Well that was an awful lot of rain. You will have no doubt heard about the floods in eastern Belgium and seen the devastation on the news. Towns that we drove through in spring when we went to that region for a lovely holiday have been reduced to mud, upturned vehicles and rubble, it’s quite astonishing. Here in the centre of the country, perched on a hill on the outskirts of Brussels, we were spared flooding but it rained, and rained, and rained. Climate change is coming home. Thankfully, the weather is improving now, and the sun has come out as I’m writing this on Saturday morning, yes it’s Six on Saturday time:
1 Respite after the rain. The poor chickens have not been enjoying the weather, their feathery feet have been getting soggy, and it’s only now that they are able to come out to roost and wander about. You can see they still look a little put-out.
2 Platycodon grandiflorus. Otherwise known as the balloon flower for its strange buds that swell up as if someone’s blowing into them, before opening out into these bright violet-blue flowers. A white-flowered variety hasn’t yet come into flower. They have been relocated to the cool shades/pond border, where all the plants are thriving in the damp conditions.
3 Dahlia ‘Bora Bora’. A saturated, attention-grabbing pink, this cactus Dahlia is growing well in a large pot next to the veg patch. I stuck a strip of copper tape around the rim of the pot, and I don’t see any slug damage at all. The same for a pot of Dahlia ‘Antibes’. My conclusion: the copper tape really does seem to work, especially if you make sure the slugs can’t get in from the drainage holes underneath.
4 Hakonechloa macra ‘All Gold’. A bright splash of chartreuse makes for great edging for the cool shades border. This grass completely disappeared over winter, leading me to wonder if it had died, but it reappeared timidly in spring, and it’s been gradually getting shaggier and shaggier as the season progresses. A Japanese forest grass, it loves the wet.
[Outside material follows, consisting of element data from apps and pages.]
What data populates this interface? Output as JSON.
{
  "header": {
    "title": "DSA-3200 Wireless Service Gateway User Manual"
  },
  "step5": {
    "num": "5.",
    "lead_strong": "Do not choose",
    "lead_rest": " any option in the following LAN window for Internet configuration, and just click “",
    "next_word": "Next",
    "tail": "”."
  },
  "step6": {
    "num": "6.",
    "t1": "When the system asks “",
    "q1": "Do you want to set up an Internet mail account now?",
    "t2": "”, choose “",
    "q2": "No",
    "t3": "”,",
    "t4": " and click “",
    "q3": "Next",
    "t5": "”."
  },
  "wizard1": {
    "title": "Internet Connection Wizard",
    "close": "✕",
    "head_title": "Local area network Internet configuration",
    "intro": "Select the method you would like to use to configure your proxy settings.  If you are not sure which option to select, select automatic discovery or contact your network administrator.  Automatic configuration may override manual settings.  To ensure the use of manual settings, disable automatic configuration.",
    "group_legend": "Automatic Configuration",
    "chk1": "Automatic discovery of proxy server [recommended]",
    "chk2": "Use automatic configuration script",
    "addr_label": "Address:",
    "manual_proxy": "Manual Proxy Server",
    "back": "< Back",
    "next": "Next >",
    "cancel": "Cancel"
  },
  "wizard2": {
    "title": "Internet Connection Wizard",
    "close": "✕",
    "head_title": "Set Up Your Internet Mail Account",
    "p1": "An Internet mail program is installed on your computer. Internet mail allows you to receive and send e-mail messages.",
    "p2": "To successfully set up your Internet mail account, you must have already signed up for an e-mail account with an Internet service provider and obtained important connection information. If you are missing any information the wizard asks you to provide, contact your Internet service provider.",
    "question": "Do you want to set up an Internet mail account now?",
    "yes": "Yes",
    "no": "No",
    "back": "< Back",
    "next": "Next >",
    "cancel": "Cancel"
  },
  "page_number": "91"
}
5 Geranium ‘Rozanne’. This one needs no introduction, as it’s become one of the most popular geraniums around, with good reason – it’s got real flower-power. However, I am not entirely happy with this upper end of the cool shades border, essentially a steep, rubbly slope with shallow soil. I feel Rozanne needs a contrast, though she hasn’t left much space for one. I’m also annoyed that the pink Japanese anemones that I dug up last year have returned, uninvited (top right corner). Finally a pot of Collarette Dahlias have totally been decimated by slugs (no copper tape on this one), so I’m going to replant, maybe with a few ferns I have to spare. Anyone got any other slug-proof ideas for pots in part-shade?
6 Potato harvest. The first potato crop, growing in repurposed compost bags as part of a space-saving experiment. The verdict? Well, these are still rather small – perhaps because they are congested, or perhaps it’s just a little early – these are King Edwards, so have a long growing season. The taste test? Absolutely magnificent, I haven’t tasted a potato this good, with such earthy creaminess, since the last home-grown one. I’m curious to see how Fred, a French gardener’s bin-grown potatoes turned out – he has been conducting a similar experiment.
I’m looking forward to some sunshine and gardening time, as it’s been impossible to do much this last week. You’ll find more sixes from around the world on The Propagator’s blog. Have a great weekend everyone, whatever the weather throws at you.